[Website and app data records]
========================
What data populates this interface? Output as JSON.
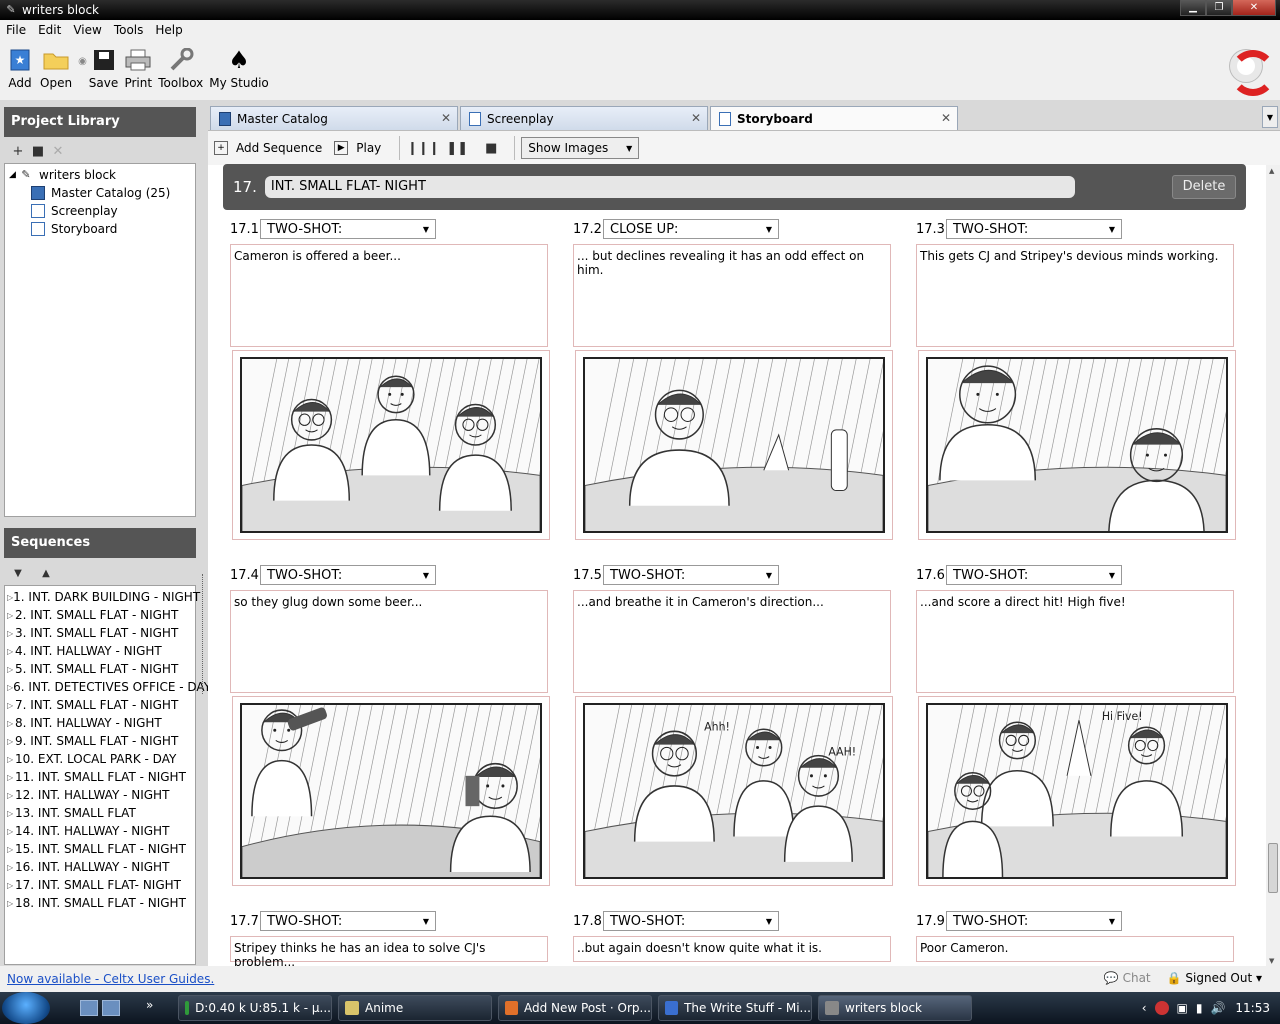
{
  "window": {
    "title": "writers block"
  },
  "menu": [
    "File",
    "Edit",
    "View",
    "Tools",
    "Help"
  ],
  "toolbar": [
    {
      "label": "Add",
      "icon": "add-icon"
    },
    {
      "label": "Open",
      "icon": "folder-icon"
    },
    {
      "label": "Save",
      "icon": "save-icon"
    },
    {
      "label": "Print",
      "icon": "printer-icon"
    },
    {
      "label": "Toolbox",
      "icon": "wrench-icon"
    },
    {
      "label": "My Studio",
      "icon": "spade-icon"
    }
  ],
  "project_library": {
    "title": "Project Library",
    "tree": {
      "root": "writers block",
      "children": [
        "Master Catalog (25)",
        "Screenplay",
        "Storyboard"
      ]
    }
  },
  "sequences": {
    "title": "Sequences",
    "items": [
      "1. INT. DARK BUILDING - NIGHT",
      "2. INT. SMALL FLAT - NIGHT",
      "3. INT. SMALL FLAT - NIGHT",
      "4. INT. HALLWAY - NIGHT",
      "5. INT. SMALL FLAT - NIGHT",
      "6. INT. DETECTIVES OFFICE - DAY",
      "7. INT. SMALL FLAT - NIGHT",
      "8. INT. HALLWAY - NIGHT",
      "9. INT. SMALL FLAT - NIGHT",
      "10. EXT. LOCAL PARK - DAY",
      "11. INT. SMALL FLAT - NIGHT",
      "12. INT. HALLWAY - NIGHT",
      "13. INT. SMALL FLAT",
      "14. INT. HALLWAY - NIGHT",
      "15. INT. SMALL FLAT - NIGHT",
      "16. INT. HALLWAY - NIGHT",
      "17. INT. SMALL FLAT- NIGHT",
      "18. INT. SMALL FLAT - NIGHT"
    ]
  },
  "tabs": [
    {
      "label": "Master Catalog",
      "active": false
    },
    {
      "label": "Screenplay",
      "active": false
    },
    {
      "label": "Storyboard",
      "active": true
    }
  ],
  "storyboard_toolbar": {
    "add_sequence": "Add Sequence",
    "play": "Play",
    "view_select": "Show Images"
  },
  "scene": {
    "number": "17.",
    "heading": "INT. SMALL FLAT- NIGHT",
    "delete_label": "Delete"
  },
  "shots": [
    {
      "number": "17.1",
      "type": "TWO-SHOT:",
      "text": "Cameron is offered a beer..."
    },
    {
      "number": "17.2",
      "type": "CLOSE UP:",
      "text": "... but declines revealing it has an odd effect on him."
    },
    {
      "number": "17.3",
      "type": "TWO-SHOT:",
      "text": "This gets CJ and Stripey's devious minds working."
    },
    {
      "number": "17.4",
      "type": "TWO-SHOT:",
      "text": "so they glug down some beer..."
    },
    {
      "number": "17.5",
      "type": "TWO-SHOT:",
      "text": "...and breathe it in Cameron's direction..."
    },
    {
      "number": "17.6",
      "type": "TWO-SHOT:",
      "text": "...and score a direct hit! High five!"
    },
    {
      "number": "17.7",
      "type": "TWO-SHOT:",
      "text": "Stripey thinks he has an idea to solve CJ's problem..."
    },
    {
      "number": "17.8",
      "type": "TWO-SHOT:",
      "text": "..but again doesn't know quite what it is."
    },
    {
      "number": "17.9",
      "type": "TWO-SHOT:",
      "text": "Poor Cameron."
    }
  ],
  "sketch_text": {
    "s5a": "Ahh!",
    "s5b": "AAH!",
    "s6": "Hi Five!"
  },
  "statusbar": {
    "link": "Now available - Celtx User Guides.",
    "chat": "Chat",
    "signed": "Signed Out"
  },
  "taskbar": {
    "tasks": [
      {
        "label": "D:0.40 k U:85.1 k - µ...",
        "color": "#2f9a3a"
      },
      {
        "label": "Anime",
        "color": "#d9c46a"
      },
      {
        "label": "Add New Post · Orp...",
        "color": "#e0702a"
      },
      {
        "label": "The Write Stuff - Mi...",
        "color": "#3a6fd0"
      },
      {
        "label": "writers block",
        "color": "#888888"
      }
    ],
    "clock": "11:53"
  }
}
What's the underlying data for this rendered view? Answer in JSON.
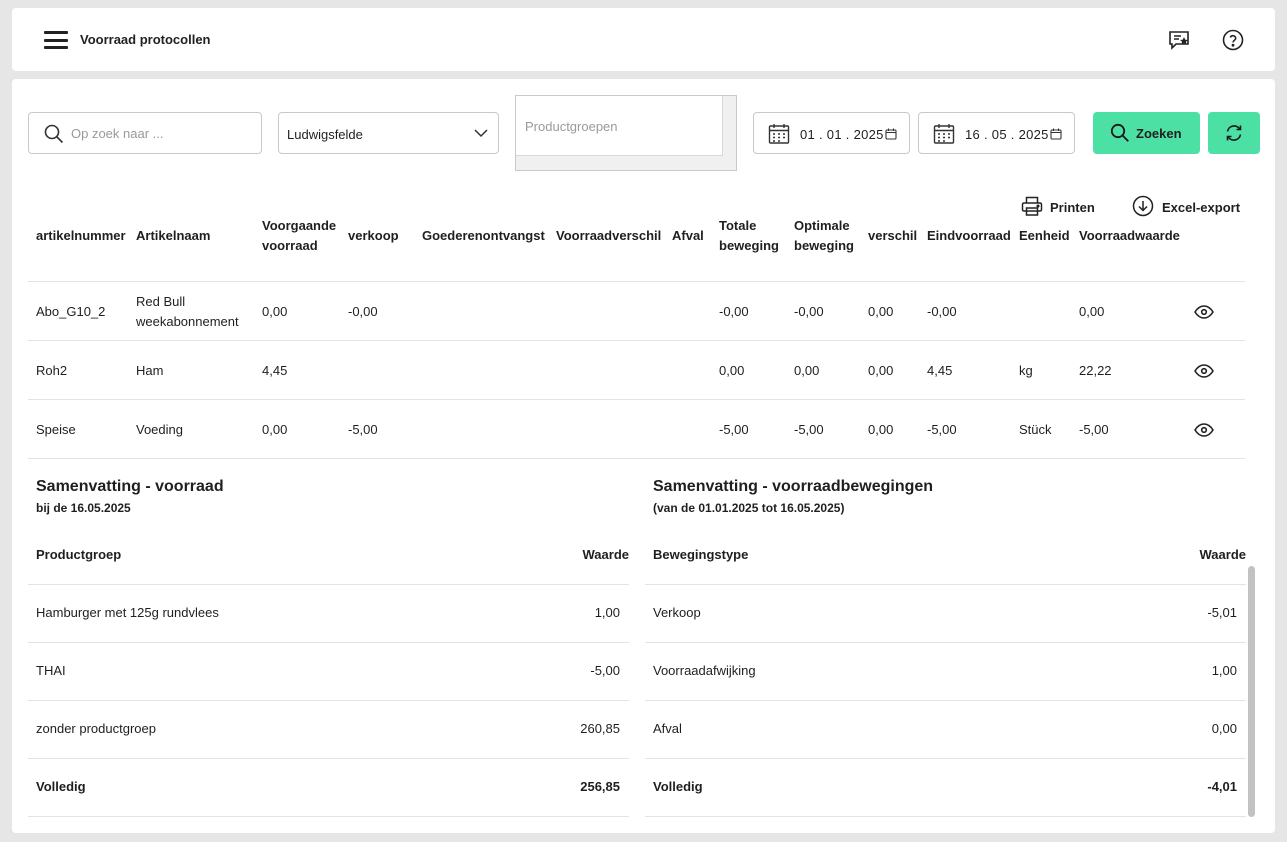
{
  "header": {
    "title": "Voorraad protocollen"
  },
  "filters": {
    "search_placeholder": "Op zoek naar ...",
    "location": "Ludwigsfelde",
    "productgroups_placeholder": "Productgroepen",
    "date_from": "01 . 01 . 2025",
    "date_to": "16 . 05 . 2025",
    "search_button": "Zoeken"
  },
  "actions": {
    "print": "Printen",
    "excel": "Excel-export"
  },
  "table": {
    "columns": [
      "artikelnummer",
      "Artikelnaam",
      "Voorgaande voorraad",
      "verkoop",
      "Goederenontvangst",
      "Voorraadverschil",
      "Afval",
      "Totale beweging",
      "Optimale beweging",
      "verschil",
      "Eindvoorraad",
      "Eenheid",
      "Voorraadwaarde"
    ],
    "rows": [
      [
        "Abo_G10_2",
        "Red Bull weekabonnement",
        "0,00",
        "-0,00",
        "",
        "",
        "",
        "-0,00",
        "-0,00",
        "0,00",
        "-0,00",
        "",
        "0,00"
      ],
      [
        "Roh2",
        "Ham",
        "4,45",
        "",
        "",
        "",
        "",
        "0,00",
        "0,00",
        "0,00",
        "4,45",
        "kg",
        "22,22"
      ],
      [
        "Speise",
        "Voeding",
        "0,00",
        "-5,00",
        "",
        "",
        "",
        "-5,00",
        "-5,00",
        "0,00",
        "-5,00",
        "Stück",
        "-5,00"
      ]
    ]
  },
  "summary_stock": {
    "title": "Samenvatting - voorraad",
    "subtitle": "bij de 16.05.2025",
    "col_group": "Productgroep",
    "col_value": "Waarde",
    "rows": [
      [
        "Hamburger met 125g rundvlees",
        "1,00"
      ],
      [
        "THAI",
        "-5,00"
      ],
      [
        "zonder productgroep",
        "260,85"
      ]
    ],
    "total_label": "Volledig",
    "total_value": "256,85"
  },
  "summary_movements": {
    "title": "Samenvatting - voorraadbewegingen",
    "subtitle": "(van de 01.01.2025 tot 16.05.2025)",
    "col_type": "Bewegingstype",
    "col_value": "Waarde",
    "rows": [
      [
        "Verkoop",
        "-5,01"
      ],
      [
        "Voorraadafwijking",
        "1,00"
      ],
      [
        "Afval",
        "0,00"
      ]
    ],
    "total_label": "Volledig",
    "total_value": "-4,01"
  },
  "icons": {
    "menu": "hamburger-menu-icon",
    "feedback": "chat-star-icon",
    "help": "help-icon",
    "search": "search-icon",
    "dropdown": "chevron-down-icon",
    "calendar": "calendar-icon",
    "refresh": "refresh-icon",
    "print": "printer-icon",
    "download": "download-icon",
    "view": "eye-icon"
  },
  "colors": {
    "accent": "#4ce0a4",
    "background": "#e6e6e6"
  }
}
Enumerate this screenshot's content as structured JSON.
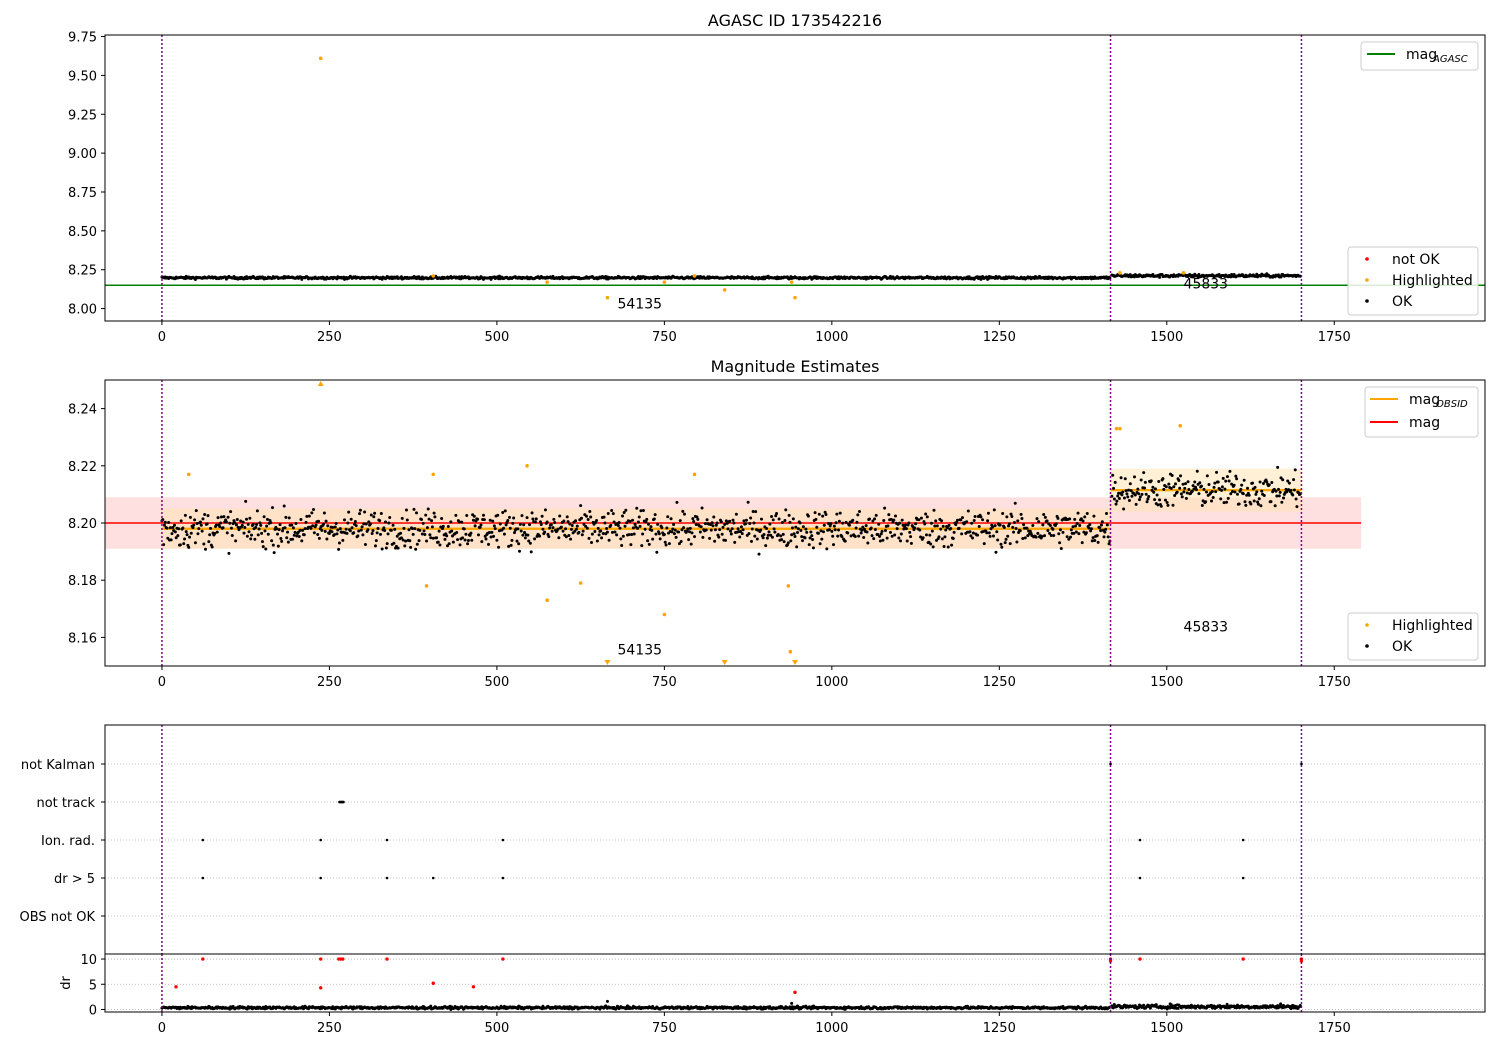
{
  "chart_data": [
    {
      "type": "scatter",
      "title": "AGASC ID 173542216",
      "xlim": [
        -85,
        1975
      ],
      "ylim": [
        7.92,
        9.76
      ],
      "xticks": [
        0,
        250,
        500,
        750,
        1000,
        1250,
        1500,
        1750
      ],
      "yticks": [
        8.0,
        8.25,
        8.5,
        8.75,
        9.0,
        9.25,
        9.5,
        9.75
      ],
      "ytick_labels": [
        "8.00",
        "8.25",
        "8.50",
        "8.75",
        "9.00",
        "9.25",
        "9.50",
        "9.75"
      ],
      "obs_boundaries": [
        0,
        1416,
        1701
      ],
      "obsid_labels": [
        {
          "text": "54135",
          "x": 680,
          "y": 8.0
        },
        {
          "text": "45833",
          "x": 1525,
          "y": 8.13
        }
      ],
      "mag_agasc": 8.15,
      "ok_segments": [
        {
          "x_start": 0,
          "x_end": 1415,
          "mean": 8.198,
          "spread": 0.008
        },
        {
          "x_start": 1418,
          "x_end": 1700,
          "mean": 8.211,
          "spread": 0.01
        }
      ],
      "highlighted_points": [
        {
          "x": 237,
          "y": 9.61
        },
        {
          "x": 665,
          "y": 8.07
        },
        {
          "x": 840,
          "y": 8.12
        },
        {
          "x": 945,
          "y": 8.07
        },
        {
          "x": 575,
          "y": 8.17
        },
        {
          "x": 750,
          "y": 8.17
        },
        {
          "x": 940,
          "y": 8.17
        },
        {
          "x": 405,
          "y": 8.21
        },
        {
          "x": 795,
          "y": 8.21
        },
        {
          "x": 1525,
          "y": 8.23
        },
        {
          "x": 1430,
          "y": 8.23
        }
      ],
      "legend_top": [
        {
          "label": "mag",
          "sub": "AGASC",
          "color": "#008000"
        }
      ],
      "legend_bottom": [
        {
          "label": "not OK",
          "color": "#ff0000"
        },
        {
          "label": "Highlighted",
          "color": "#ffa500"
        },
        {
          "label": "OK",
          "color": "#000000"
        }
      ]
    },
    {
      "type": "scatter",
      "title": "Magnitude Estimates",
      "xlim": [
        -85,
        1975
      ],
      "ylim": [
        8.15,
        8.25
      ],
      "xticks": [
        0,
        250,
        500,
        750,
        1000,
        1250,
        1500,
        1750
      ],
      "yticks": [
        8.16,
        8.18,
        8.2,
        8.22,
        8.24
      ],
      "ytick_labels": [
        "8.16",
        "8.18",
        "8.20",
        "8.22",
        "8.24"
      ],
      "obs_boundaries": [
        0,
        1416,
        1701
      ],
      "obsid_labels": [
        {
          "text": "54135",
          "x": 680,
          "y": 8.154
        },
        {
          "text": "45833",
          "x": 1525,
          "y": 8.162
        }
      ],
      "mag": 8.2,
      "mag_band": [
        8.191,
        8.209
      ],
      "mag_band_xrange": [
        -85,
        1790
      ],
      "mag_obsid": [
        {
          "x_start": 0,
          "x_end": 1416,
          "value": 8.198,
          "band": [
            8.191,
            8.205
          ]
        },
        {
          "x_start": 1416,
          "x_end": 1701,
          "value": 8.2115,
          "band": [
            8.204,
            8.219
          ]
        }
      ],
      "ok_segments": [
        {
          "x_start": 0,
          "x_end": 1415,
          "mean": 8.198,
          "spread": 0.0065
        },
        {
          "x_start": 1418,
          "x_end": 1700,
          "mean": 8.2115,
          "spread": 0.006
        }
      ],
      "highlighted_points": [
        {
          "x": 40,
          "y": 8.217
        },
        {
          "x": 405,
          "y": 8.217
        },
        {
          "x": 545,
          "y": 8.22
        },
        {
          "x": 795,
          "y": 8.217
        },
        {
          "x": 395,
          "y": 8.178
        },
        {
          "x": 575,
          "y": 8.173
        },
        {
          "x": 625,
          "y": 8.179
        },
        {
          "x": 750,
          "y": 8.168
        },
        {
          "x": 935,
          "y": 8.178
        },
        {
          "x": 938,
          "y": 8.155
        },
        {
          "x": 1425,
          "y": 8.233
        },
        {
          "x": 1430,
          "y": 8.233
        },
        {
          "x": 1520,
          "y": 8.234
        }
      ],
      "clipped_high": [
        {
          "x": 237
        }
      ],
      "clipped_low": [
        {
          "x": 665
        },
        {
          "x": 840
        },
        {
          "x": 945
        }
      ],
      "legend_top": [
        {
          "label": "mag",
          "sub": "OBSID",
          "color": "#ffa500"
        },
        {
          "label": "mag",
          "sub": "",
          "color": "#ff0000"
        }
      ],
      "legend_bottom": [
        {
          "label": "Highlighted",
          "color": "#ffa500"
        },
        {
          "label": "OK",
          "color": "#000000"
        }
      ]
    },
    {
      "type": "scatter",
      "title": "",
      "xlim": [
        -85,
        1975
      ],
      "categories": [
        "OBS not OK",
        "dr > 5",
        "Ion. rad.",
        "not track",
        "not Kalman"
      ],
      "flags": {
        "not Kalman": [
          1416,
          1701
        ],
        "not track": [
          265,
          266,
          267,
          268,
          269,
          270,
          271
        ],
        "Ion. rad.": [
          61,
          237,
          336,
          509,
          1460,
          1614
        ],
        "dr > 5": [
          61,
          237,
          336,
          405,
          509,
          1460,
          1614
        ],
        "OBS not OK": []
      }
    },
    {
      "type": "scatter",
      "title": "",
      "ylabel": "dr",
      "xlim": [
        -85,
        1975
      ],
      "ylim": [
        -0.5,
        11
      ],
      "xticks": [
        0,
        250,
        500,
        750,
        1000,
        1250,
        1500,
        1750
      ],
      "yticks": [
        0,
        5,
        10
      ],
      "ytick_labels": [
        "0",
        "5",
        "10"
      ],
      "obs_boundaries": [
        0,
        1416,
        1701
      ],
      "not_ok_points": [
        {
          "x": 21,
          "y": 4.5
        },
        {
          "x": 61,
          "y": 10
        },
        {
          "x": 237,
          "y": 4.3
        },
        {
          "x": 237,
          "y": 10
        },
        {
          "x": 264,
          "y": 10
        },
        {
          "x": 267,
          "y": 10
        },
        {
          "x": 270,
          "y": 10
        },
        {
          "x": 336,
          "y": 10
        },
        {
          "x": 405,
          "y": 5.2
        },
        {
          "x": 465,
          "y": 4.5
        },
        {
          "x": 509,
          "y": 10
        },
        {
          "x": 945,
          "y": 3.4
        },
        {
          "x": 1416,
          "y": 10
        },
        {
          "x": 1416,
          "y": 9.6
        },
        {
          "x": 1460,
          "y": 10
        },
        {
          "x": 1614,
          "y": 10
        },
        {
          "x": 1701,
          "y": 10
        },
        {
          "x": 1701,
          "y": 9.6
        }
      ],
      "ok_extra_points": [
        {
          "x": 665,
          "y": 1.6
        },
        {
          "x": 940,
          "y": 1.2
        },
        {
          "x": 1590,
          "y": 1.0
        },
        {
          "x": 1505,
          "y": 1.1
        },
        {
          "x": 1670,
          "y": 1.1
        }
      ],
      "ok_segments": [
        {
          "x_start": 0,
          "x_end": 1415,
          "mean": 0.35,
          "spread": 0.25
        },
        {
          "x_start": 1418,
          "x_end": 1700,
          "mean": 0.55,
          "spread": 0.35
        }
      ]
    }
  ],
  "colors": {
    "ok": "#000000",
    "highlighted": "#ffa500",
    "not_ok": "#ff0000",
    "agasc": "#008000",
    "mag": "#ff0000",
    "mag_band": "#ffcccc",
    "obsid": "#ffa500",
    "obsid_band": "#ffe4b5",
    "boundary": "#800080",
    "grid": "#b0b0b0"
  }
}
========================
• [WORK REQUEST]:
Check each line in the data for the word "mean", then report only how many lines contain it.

• [ANSWER AREA]:
6